After a fire burned through two floors of 3840 Orloff Ave. July 9, several families were left to sift through the rubble, pack up the remains and search for a new place to stay.
Two vacant apartments and two occupied units were deemed uninhabitable, according to the Red Cross Association. The Red Cross said it assisted nine adults and two children, mostly by providing money for food and clothing.
Fire marshals determined electrical wiring sparked the flames on the fifth and sixth floors, marring apartments 6E, 6F, 5E and 5F too severely for occupancy. Other homes were damaged when about 138 firefighters responded to the three-alarm blaze and ripped through the ceilings and floors while battling the conflagration.
Jaime Sosa spent July 10 lugging furniture, electronics and other items spared by the blaze into a U-haul with fellow paramedics. He and his wife were planning on leaving the city in a year or two to invest in a house and enroll their two sons in better schools. Now, he said, their exodus would likely be expedited.
“I don’t know what we’re doing,” he said. “Right now we’re bouncing around from family to family.”
Mr. Sosa said his family couldn’t get to their clothing and ticked off the few possessions they salvaged – a computer, TV, dog cage and a slightly damaged couch. The hallway outside of his fifth floor apartment was lined with sneakers, a mask, a fan, a trash bag full of DVDs and other miscellaneous items.
“It’s just stuff, it can be replaced,” he said, noting he was thankful his wife overslept the morning of the fire because it prevented their two boys and two dogs from being alone for a few minutes while he commuted home from work. “What if she would have gotten up and left for work? My kids would have cooked.”
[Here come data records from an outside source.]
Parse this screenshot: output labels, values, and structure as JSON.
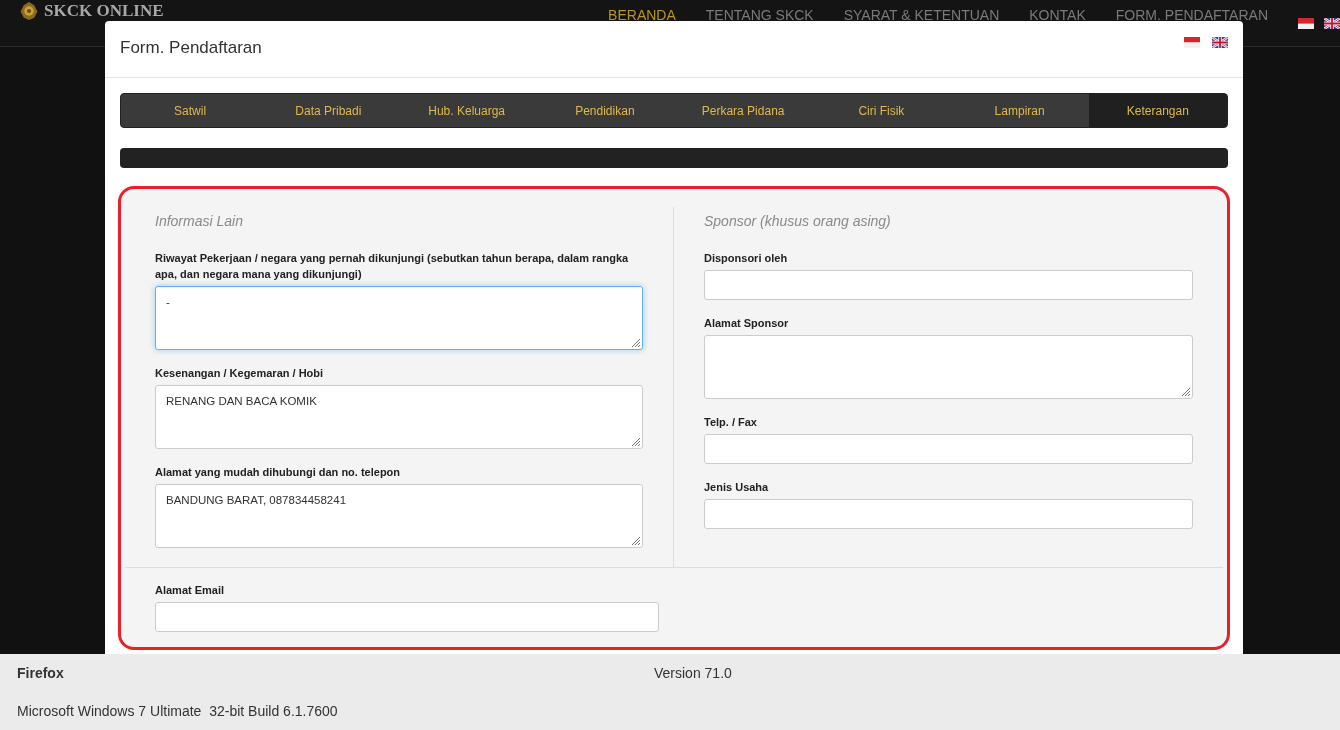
{
  "nav": {
    "brand": "SKCK ONLINE",
    "items": [
      {
        "label": "BERANDA",
        "selected": true
      },
      {
        "label": "TENTANG SKCK",
        "selected": false
      },
      {
        "label": "SYARAT & KETENTUAN",
        "selected": false
      },
      {
        "label": "KONTAK",
        "selected": false
      },
      {
        "label": "FORM. PENDAFTARAN",
        "selected": false
      }
    ]
  },
  "modal": {
    "title": "Form. Pendaftaran",
    "progress": {
      "level": 1
    },
    "tabs": [
      {
        "label": "Satwil",
        "selected": false
      },
      {
        "label": "Data Pribadi",
        "selected": false
      },
      {
        "label": "Hub. Keluarga",
        "selected": false
      },
      {
        "label": "Pendidikan",
        "selected": false
      },
      {
        "label": "Perkara Pidana",
        "selected": false
      },
      {
        "label": "Ciri Fisik",
        "selected": false
      },
      {
        "label": "Lampiran",
        "selected": false
      },
      {
        "label": "Keterangan",
        "selected": true
      }
    ],
    "left": {
      "heading": "Informasi Lain",
      "fields": [
        {
          "kind": "textarea",
          "label": "Riwayat Pekerjaan / negara yang pernah dikunjungi (sebutkan tahun berapa, dalam rangka apa, dan negara mana yang dikunjungi)",
          "value": "-",
          "focused": true
        },
        {
          "kind": "textarea",
          "label": "Kesenangan / Kegemaran / Hobi",
          "value": "RENANG DAN BACA KOMIK",
          "focused": false
        },
        {
          "kind": "textarea",
          "label": "Alamat yang mudah dihubungi dan no. telepon",
          "value": "BANDUNG BARAT, 087834458241",
          "focused": false
        }
      ]
    },
    "right": {
      "heading": "Sponsor (khusus orang asing)",
      "fields": [
        {
          "kind": "input",
          "label": "Disponsori oleh",
          "focused": false
        },
        {
          "kind": "textarea",
          "label": "Alamat Sponsor",
          "focused": false
        },
        {
          "kind": "input",
          "label": "Telp. / Fax",
          "focused": false
        },
        {
          "kind": "input",
          "label": "Jenis Usaha",
          "focused": false
        }
      ]
    },
    "bottom_fields": [
      {
        "kind": "input",
        "label": "Alamat Email",
        "focused": false
      }
    ]
  },
  "footer": {
    "browser": "Firefox",
    "version": "Version 71.0",
    "os": "Microsoft Windows 7 Ultimate  32-bit Build 6.1.7600"
  }
}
Up on the sixth floor, the carpet in the hallway leading to apartments 6F and 6E had been yanked off, leaving adhesive-lined floors. Wooden boards blocked off the passageway. Next door, Victor Marrero watched contractors sweep debris and insulation out of his music studio and living room, where it had spilled out of nearly three-foot wide gashes in the ceilings of both rooms.